What needs to be done:
Go through the data and copy every line in which "logo" appears.

Material for the task:
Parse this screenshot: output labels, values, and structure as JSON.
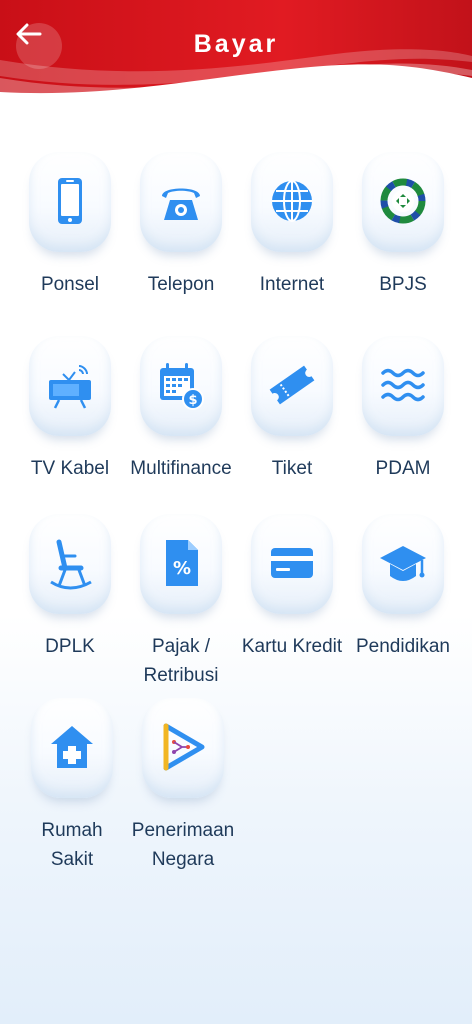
{
  "header": {
    "title": "Bayar",
    "back_icon": "arrow-left-icon"
  },
  "colors": {
    "brand_red": "#d8141c",
    "icon_blue": "#2f8ff0",
    "label_text": "#1f3a5a"
  },
  "menu": [
    {
      "label": "Ponsel",
      "icon": "phone-icon"
    },
    {
      "label": "Telepon",
      "icon": "telephone-icon"
    },
    {
      "label": "Internet",
      "icon": "globe-icon"
    },
    {
      "label": "BPJS",
      "icon": "bpjs-logo-icon"
    },
    {
      "label": "TV Kabel",
      "icon": "tv-icon"
    },
    {
      "label": "Multifinance",
      "icon": "calendar-money-icon"
    },
    {
      "label": "Tiket",
      "icon": "ticket-icon"
    },
    {
      "label": "PDAM",
      "icon": "water-icon"
    },
    {
      "label": "DPLK",
      "icon": "rocking-chair-icon"
    },
    {
      "label_lines": [
        "Pajak /",
        "Retribusi"
      ],
      "icon": "tax-document-icon"
    },
    {
      "label": "Kartu Kredit",
      "icon": "credit-card-icon"
    },
    {
      "label": "Pendidikan",
      "icon": "graduation-cap-icon"
    },
    {
      "label_lines": [
        "Rumah",
        "Sakit"
      ],
      "icon": "hospital-icon"
    },
    {
      "label_lines": [
        "Penerimaan",
        "Negara"
      ],
      "icon": "state-revenue-logo-icon"
    }
  ]
}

Answer to the exercise:
      "icon": "bpjs-logo-icon"
      "icon": "state-revenue-logo-icon"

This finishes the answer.